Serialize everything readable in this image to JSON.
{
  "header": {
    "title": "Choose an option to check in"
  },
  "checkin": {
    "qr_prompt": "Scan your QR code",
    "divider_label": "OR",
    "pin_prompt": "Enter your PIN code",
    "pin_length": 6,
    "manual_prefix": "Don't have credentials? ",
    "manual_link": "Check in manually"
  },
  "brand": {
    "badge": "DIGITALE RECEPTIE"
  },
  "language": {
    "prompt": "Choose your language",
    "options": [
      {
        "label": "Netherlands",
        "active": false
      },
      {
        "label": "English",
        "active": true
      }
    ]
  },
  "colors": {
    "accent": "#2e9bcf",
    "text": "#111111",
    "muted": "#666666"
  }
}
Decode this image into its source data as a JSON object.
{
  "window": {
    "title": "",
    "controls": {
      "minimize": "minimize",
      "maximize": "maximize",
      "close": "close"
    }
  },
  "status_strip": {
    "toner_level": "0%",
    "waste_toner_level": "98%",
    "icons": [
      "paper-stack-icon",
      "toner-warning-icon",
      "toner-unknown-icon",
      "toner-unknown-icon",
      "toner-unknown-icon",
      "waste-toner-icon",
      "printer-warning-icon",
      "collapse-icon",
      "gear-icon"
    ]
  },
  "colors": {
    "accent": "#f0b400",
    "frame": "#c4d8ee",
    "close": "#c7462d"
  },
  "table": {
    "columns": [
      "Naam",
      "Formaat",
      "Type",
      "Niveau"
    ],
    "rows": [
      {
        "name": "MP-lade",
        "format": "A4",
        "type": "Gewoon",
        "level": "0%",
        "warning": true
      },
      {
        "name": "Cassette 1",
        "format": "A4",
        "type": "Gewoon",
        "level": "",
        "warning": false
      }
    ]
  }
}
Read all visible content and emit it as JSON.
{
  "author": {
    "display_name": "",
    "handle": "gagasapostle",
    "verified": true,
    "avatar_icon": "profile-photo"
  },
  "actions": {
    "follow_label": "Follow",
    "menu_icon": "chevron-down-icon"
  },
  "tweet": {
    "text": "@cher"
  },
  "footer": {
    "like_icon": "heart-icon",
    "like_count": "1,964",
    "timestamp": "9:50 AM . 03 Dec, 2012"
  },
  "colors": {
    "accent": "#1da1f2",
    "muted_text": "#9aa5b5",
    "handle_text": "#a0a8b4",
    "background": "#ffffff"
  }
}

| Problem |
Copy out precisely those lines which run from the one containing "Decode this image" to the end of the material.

| Solution to this exercise |
Decode this image into its source data as a JSON object.
{
  "window": {
    "title": "",
    "controls": {
      "minimize": "minimize",
      "maximize": "maximize",
      "close": "close"
    }
  },
  "status_strip": {
    "toner_level": "0%",
    "waste_toner_level": "98%",
    "icons": [
      "paper-stack-icon",
      "toner-warning-icon",
      "toner-unknown-icon",
      "toner-unknown-icon",
      "toner-unknown-icon",
      "waste-toner-icon",
      "printer-warning-icon",
      "collapse-icon",
      "gear-icon"
    ]
  },
  "colors": {
    "accent": "#f0b400",
    "frame": "#c4d8ee",
    "close": "#c7462d"
  },
  "table": {
    "columns": [
      "Naam",
      "Formaat",
      "Type",
      "Niveau"
    ],
    "rows": [
      {
        "name": "MP-lade",
        "format": "A4",
        "type": "Gewoon",
        "level": "0%",
        "warning": true
      },
      {
        "name": "Cassette 1",
        "format": "A4",
        "type": "Gewoon",
        "level": "",
        "warning": false
      }
    ]
  }
}
Read all visible content and emit it as JSON.
{
  "author": {
    "display_name": "",
    "handle": "gagasapostle",
    "verified": true,
    "avatar_icon": "profile-photo"
  },
  "actions": {
    "follow_label": "Follow",
    "menu_icon": "chevron-down-icon"
  },
  "tweet": {
    "text": "@cher"
  },
  "footer": {
    "like_icon": "heart-icon",
    "like_count": "1,964",
    "timestamp": "9:50 AM . 03 Dec, 2012"
  },
  "colors": {
    "accent": "#1da1f2",
    "muted_text": "#9aa5b5",
    "handle_text": "#a0a8b4",
    "background": "#ffffff"
  }
}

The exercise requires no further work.